For this exercise, write each entry below out precisely and omit the pictures.

+++ PROVIDED DATA

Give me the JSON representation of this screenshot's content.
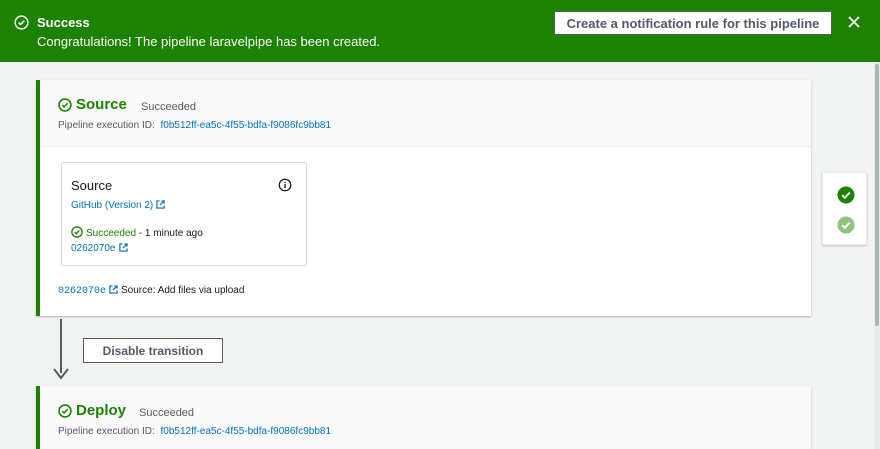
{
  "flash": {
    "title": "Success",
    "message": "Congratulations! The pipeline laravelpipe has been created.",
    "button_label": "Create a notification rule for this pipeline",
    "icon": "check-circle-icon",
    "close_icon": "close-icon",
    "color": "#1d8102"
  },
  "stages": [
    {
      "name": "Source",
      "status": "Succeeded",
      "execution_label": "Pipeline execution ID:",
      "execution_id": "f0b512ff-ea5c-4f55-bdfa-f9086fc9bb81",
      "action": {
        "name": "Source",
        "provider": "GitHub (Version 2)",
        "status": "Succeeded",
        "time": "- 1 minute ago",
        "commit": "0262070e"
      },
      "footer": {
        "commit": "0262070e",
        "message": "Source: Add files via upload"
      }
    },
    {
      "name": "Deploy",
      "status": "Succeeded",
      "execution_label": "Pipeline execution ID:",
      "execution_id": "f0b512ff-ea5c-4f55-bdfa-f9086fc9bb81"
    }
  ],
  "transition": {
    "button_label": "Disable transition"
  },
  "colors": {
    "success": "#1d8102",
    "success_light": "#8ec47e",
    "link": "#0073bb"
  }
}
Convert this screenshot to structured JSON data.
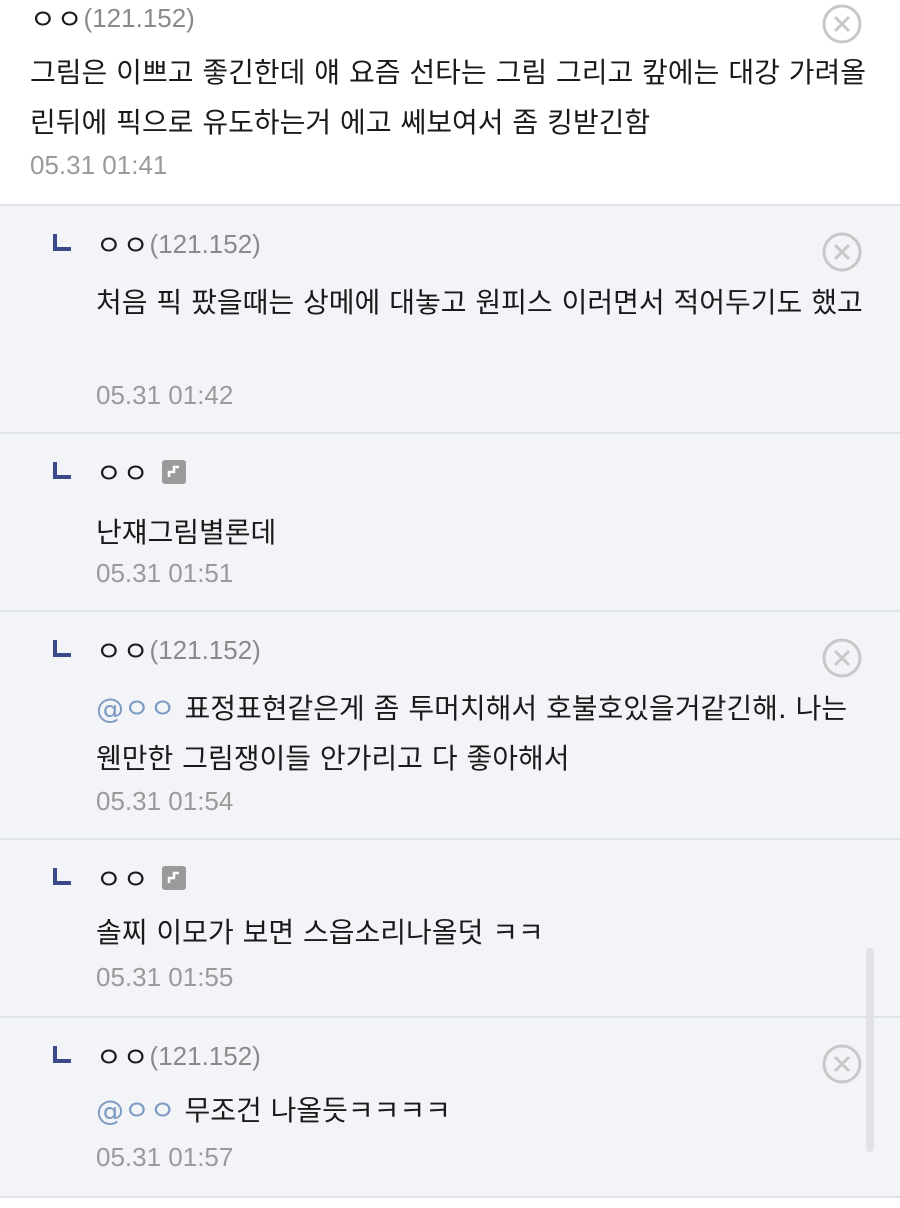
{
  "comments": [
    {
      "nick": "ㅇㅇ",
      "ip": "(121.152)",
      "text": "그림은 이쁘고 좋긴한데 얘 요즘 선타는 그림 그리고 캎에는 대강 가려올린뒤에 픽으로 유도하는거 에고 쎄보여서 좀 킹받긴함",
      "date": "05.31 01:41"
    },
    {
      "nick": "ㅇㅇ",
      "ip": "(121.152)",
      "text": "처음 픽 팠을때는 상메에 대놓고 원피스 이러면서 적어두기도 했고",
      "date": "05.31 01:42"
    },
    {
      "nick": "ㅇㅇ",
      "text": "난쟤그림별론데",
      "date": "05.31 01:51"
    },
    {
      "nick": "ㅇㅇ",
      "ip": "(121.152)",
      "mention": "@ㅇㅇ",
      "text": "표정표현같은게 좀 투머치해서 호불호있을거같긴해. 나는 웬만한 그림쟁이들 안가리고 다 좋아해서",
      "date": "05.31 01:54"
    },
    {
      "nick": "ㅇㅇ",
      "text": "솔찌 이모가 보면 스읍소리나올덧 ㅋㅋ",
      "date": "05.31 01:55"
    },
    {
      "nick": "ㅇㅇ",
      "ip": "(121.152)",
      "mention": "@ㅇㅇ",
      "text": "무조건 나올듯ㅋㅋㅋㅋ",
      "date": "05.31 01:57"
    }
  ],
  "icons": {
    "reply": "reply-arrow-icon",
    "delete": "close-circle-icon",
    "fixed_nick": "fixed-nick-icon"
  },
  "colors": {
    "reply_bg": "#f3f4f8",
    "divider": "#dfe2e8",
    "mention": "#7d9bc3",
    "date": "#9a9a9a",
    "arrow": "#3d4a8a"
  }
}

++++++

■ OUTPUT BELOW:
Give me the JSON representation of this screenshot's content.
{
  "flash": {
    "title": "Success",
    "message": "Congratulations! The pipeline laravelpipe has been created.",
    "button_label": "Create a notification rule for this pipeline",
    "icon": "check-circle-icon",
    "close_icon": "close-icon",
    "color": "#1d8102"
  },
  "stages": [
    {
      "name": "Source",
      "status": "Succeeded",
      "execution_label": "Pipeline execution ID:",
      "execution_id": "f0b512ff-ea5c-4f55-bdfa-f9086fc9bb81",
      "action": {
        "name": "Source",
        "provider": "GitHub (Version 2)",
        "status": "Succeeded",
        "time": "- 1 minute ago",
        "commit": "0262070e"
      },
      "footer": {
        "commit": "0262070e",
        "message": "Source: Add files via upload"
      }
    },
    {
      "name": "Deploy",
      "status": "Succeeded",
      "execution_label": "Pipeline execution ID:",
      "execution_id": "f0b512ff-ea5c-4f55-bdfa-f9086fc9bb81"
    }
  ],
  "transition": {
    "button_label": "Disable transition"
  },
  "colors": {
    "success": "#1d8102",
    "success_light": "#8ec47e",
    "link": "#0073bb"
  }
}
Convert this screenshot to structured JSON data.
{
  "comments": [
    {
      "nick": "ㅇㅇ",
      "ip": "(121.152)",
      "text": "그림은 이쁘고 좋긴한데 얘 요즘 선타는 그림 그리고 캎에는 대강 가려올린뒤에 픽으로 유도하는거 에고 쎄보여서 좀 킹받긴함",
      "date": "05.31 01:41"
    },
    {
      "nick": "ㅇㅇ",
      "ip": "(121.152)",
      "text": "처음 픽 팠을때는 상메에 대놓고 원피스 이러면서 적어두기도 했고",
      "date": "05.31 01:42"
    },
    {
      "nick": "ㅇㅇ",
      "text": "난쟤그림별론데",
      "date": "05.31 01:51"
    },
    {
      "nick": "ㅇㅇ",
      "ip": "(121.152)",
      "mention": "@ㅇㅇ",
      "text": "표정표현같은게 좀 투머치해서 호불호있을거같긴해. 나는 웬만한 그림쟁이들 안가리고 다 좋아해서",
      "date": "05.31 01:54"
    },
    {
      "nick": "ㅇㅇ",
      "text": "솔찌 이모가 보면 스읍소리나올덧 ㅋㅋ",
      "date": "05.31 01:55"
    },
    {
      "nick": "ㅇㅇ",
      "ip": "(121.152)",
      "mention": "@ㅇㅇ",
      "text": "무조건 나올듯ㅋㅋㅋㅋ",
      "date": "05.31 01:57"
    }
  ],
  "icons": {
    "reply": "reply-arrow-icon",
    "delete": "close-circle-icon",
    "fixed_nick": "fixed-nick-icon"
  },
  "colors": {
    "reply_bg": "#f3f4f8",
    "divider": "#dfe2e8",
    "mention": "#7d9bc3",
    "date": "#9a9a9a",
    "arrow": "#3d4a8a"
  }
}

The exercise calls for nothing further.